How the “Freedom Convoy” went global, helped by bots and bad actors

Masho Lomashvili


The truckers’ standoff with authorities in Canada has spurred a global trend for freedom convoys. Motorists have blocked access to government buildings in the Hague, Netherlands, while a French convoy has been snaking its way from Nice to Paris before arriving in Brussels this week. The aim was to create chaos by blocking roads, bridges and access to France and Belgium’s capital cities, while demanding an end to Covid restrictions and vaccine mandates. The reality was more of a whimper than a bang – Belgian police redirected the convoy to a parking lot on Brussels’ outskirts. Protesters then scattered – some heading on to Strasbourg, while others — as Politico reported this week – simply peeled off to Brussels’ myriad cafes for a drink. 

A mix of trucks, cars and people also tried blocking roads in Israel, Finland, Australia and New Zealand. 

The origin of this ordeal goes back to January 22, when hundreds of trucks rolled out of Vancouver, ending up in the Canadian capital, Ottawa, where around 400 of them then parked around parliament buildings, clogging up access to the city center. Some of the heavy vehicles weigh as much as 30 tons, posing a significant challenge to remove. Police are continuing to try to break up the blockade, threatening truckers with arrest, frozen bank accounts, and the loss of their licenses – which is an easier approach than trying to tow their loaded vehicles away. The truckers’ motivation is to end the mandate which requires proof of vaccination at the U.S.-Canada borders, without which drivers need to quarantine at the border. 

The Canadian truckers’ protest sparked sympathy among U.S. anti-vaccine advocates, who donated generously to “Adopt-A-Trucker” and other supporting crowdfunder campaigns, raising an astonishing $8.9 million. 

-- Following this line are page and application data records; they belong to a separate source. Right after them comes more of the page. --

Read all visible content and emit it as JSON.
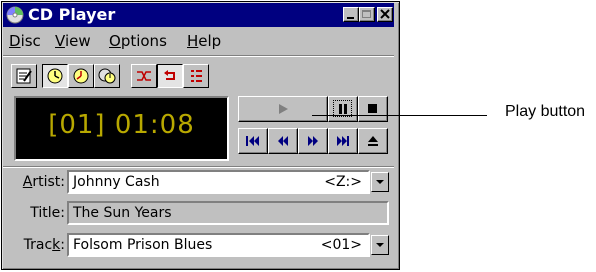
{
  "window": {
    "title": "CD Player"
  },
  "menu": {
    "items": [
      {
        "label_u": "D",
        "label_rest": "isc"
      },
      {
        "label_u": "V",
        "label_rest": "iew"
      },
      {
        "label_u": "O",
        "label_rest": "ptions"
      },
      {
        "label_u": "H",
        "label_rest": "elp"
      }
    ]
  },
  "display": {
    "text": "[01] 01:08"
  },
  "fields": {
    "artist": {
      "label_u": "A",
      "label_rest": "rtist:",
      "value": "Johnny Cash",
      "code": "<Z:>"
    },
    "title": {
      "label": "Title:",
      "value": "The Sun Years"
    },
    "track": {
      "label_pre": "Trac",
      "label_u": "k",
      "label_rest": ":",
      "value": "Folsom Prison Blues",
      "code": "<01>"
    }
  },
  "callout": {
    "text": "Play button"
  },
  "icons": [
    "cd-icon",
    "edit-playlist-icon",
    "track-time-elapsed-icon",
    "track-time-remaining-icon",
    "disc-time-remaining-icon",
    "random-order-icon",
    "continuous-play-icon",
    "intro-play-icon",
    "play-icon",
    "pause-icon",
    "stop-icon",
    "previous-track-icon",
    "skip-back-icon",
    "skip-forward-icon",
    "next-track-icon",
    "eject-icon",
    "dropdown-arrow-icon"
  ],
  "colors": {
    "titlebar": "#000080",
    "display_text": "#b8a800",
    "display_bg": "#000000"
  }
}
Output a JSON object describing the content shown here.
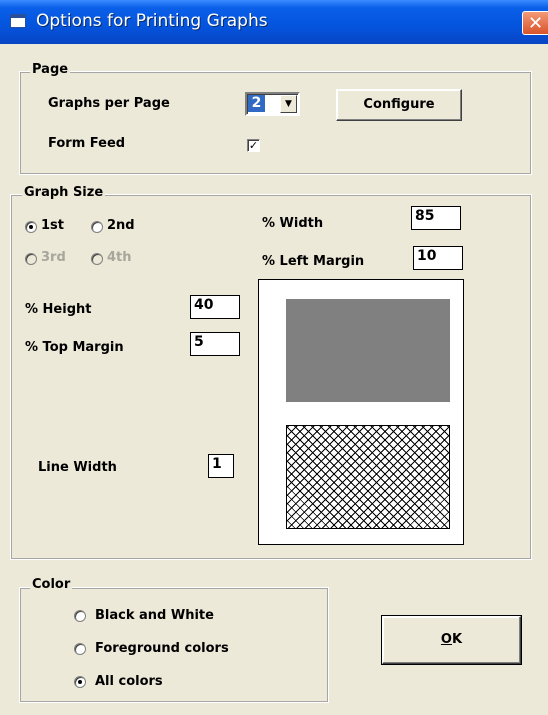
{
  "window": {
    "title": "Options for Printing Graphs",
    "close_symbol": "✕"
  },
  "page_group": {
    "legend": "Page",
    "graphs_per_page_label": "Graphs per Page",
    "graphs_per_page_value": "2",
    "configure_label": "Configure",
    "form_feed_label": "Form Feed",
    "form_feed_checked": true
  },
  "graph_size": {
    "legend": "Graph Size",
    "radios": [
      {
        "label": "1st",
        "selected": true,
        "enabled": true
      },
      {
        "label": "2nd",
        "selected": false,
        "enabled": true
      },
      {
        "label": "3rd",
        "selected": false,
        "enabled": false
      },
      {
        "label": "4th",
        "selected": false,
        "enabled": false
      }
    ],
    "width_label": "% Width",
    "width_value": "85",
    "left_margin_label": "% Left Margin",
    "left_margin_value": "10",
    "height_label": "% Height",
    "height_value": "40",
    "top_margin_label": "% Top Margin",
    "top_margin_value": "5",
    "line_width_label": "Line Width",
    "line_width_value": "1"
  },
  "color_group": {
    "legend": "Color",
    "options": [
      {
        "label": "Black and White",
        "selected": false
      },
      {
        "label": "Foreground colors",
        "selected": false
      },
      {
        "label": "All colors",
        "selected": true
      }
    ]
  },
  "ok_label": "OK",
  "ok_access_key": "O",
  "ok_rest": "K",
  "colors": {
    "titlebar": "#0454DD",
    "dialog_bg": "#ECE9D8",
    "selection": "#316AC5",
    "preview_fill": "#808080"
  }
}
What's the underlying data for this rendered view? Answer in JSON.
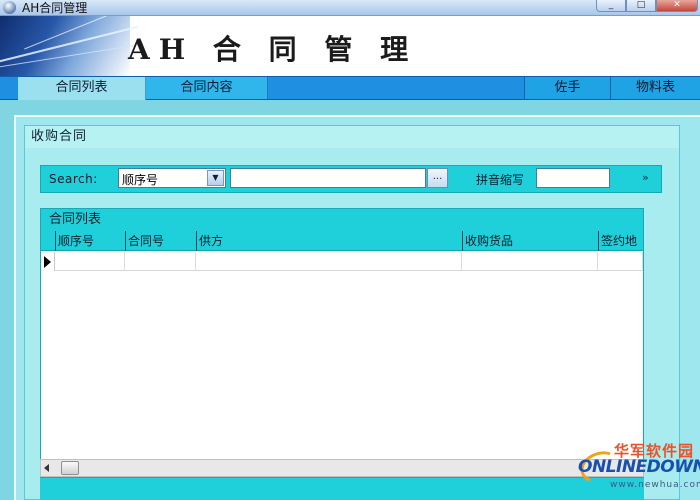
{
  "window": {
    "title": "AH合同管理",
    "minimize": "_",
    "maximize": "□",
    "close": "✕"
  },
  "banner": {
    "app_title": "AH 合 同 管 理"
  },
  "nav": {
    "tabs": [
      {
        "label": "合同列表",
        "active": true
      },
      {
        "label": "合同内容",
        "active": false
      }
    ],
    "right_tabs": [
      {
        "label": "佐手"
      },
      {
        "label": "物料表"
      }
    ]
  },
  "panel": {
    "title": "收购合同"
  },
  "search": {
    "label": "Search:",
    "field_selected": "顺序号",
    "dropdown_arrow": "▼",
    "keyword_value": "",
    "browse_label": "...",
    "pinyin_label": "拼音缩写",
    "pinyin_value": "",
    "more_label": "»"
  },
  "grid": {
    "caption": "合同列表",
    "columns": [
      "顺序号",
      "合同号",
      "供方",
      "收购货品",
      "签约地"
    ],
    "rows": [
      [
        "",
        "",
        "",
        "",
        ""
      ]
    ]
  },
  "watermark": {
    "cn": "华军软件园",
    "en": "ONLINEDOWN",
    "url": "www.newhua.com"
  },
  "colors": {
    "nav_bar": "#1f8fe2",
    "active_tab": "#9be0ee",
    "grid_header": "#1fd0da",
    "panel_bg": "#a9ecef"
  }
}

And while the ‘Freedom Convoy’ is trying to brand itself as a blue-collar, working class protest, elites are pouring tens of thousands of dollars into the cause. From the U.S. a $90,000 donation is listed under Thomas M. Siebel, the same name as an American billionaire. Travis Moore, a cryptocurrency businessman, gave his donation a more creative spin; he donated $17,760, as a nod to the American Revolution. 

Sitting in front of a U.S. flag and a “don’t tread on me” flag, John Grosvenorm a truck driver of 30 years, told me over Zoom about a U.S. convoy planning to depart from California to Washington DC on March 2. In addition, he said ”a bunch of small ones from other states will be flowing to DC like a river.” 

From Finland to Croatia, members of the movement told me about the “importance of personal choices” and “the struggle against dictatorships.” 

Extremism researcher Amarth Amarasingam at Queen’s University Ontario said the loss of jobs and small businesses, the decline in mental health, and other pandemic troubles have spurred on the anti-mandate campaigns. 

According to Meta, a large number of groups promoting ‘Freedom Convoys’ are being run by fake accounts tied to content farms in Vietnam, Bangladesh, Romania and several other countries.


German Chancellor Olaf Scholz became the second leader to refuse a Russian-administered Covid test in Moscow this week. He was following in the footsteps of French President Emmanuel Macron, whose team told reporters that they could not accept the prospect of the Russians “getting their hands on the President’s DNA.” While Putin was pictured shaking hands with Brazilian President Jair Bolsonaro yesterday he forced Sholz and Macron to sit 20ft away from him at the opposite end of a meme-worthy Italian-made table.

I’m writing this from the U.K., where a 100mph storm quaintly named “Eunice” is raging outside my window. This week, the right-wing outlet GB News aired an ex-girlfriend of the prime minister talking about quite a different storm – the one QAnon advocates love to reference. While on the air, technology entrepreneur and Q devotee Jennifer Arcuri began spouting claims that her ex-lover Boris Johnson might have been replaced by a doppelganger after he was hospitalized for Covid in 2020. “This isn’t the same man by a longshot,” she said. “We’re talking completely different.” As political commentator Arieh Kovler tweeted, this probably “isn’t the best way to build audience credibility.”

The Buenos Aires government announced this week that it is rolling out an AI system to analyze people’s cough sounds for possible Covid symptoms. The system will allow patients to record a voice note and send their coughs to a WhatsApp number which will then determine if, based on the sound of the cough, they should take a Covid test. Digital cough analysis tech has been in development for years prior to the pandemic, which supercharged the research into it. A paper in the Lancet raised concerns that while cough biometrics are an exciting development, they could pose a privacy risk if people’s recordings are made public.